Letters and Manuscripts — Volume 1 (1844 - 1868)


Lt 13, 1863

Jones, Charles

Battle Creek, Michigan

June 21, 1863

Previously unpublished.

Dear Brother [Charles] Jones:

In the last vision given me at Otsego I was shown some things relating to the church at Monterey. I saw that you had many things, Brother Charles, to discourage you and destroy your usefulness. Your wife is not that help to you she should be. She lacks ambition, lacks energy. From her youth her attention has been called to herself. Her mother has petted her, humored every ache, every poor feeling, every imaginary complaint, until Sister Sarah was ailing most of the time, and she fell into a whining, complaining habit, always sick, always ailing. Selfishly she has lived, almost wholly for herself. Herself was her first thought. 1LtMs, Lt 13, 1863, par. 1

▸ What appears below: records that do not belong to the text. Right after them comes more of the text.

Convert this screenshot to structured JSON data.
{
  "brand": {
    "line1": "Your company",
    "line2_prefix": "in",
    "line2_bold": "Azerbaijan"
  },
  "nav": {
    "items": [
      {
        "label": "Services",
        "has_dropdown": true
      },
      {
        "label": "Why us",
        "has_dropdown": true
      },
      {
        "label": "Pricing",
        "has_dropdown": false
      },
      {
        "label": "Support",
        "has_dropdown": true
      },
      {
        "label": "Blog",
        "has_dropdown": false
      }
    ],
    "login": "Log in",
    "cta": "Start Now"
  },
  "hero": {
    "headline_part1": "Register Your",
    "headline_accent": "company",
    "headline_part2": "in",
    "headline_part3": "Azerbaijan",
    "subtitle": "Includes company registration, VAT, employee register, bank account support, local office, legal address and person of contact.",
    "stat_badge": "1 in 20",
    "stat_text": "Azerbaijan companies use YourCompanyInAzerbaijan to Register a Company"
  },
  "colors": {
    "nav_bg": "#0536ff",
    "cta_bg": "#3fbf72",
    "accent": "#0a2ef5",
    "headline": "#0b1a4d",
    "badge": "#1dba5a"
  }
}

I saw that she had made efforts to arouse and overcome this whining and complaining, but falls back soon in the same old track, is sick and almost helpless, when, if she would put on a little ambition and energy, she would forget her poor feelings. She nurses her miserable feelings too much, talks and thinks about them too much. Her sickness might often be resisted if she had energy and will. She needs something to call her out to forget herself and be interested in, for others’ good. 1LtMs, Lt 13, 1863, par. 2

I saw that it was wrong for Brother Charles, with his poor health, to have so many in his family. I saw that it was all a mistake. Sister Sarah can do (if she will only feel as God would have her) all the little work for her husband and herself. An increase of family makes an increase of work and an increase of burden for Brother Charles. I saw that Brother Charles should live by himself. It is not his duty to live with his wife’s parents. They should be alone, and Brother Charles be free to do his duty as an elder of the church. He has too many now to provide for. He and his wife should live by themselves, and they will be far happier. Sister Howard and her daughter should not live together; they hurt one another. Their living together hurts Charles, for he is affected with the influence around him, and his usefulness is injured. Sister Howard and Sarah are too much alike to live together. 1LtMs, Lt 13, 1863, par. 3

Sometimes Sister Sarah is sick, but often she can, with exercising and by doing her own work, save herself from sickness. The power of the will has much to do to resist sickness. Had she taken less medicine, and [shown] more ambition and energy, she would have been far better off than now. Medicine has done her more injury than disease. 1LtMs, Lt 13, 1863, par. 4

Nearly all females are not well, are not really healthy, but if all should yield to their poor feeling and give up their ambition, lose their power of endurance, what a helpless, useless class of mortals there would be on the earth. Sister Sarah, smooth that clouded brow, look cheerful, talk cheerful, let the tones of your voice be cheerful. When in company don’t make yourself the theme of conversation, your poor feelings and bad feelings. Rise above them. It is wrong for you to feel the most of the time that you need Charles’ sympathy. He needs your sympathy tenfold more than you need his. You are not sound and healthy but you have no wearing cares and heavy labor to perform, and you sin against your husband and tax him heavily by increasing your family. He has several to provide for when he should have only two. 1LtMs, Lt 13, 1863, par. 5

You are forming a connecting link with the world. You have one in your family who is of the world. She listens, gets what she can to carry to the world in regard to the church. Brother Charles is an elder in the church. He should be free, but Satan is determined to destroy him by fastening to him helpless clogs. I saw that where the elders devote their time to the good of the church and have to spend hours in wearing labor visiting different families to counsel, reprove [the remainder is missing.] 1LtMs, Lt 13, 1863, par. 6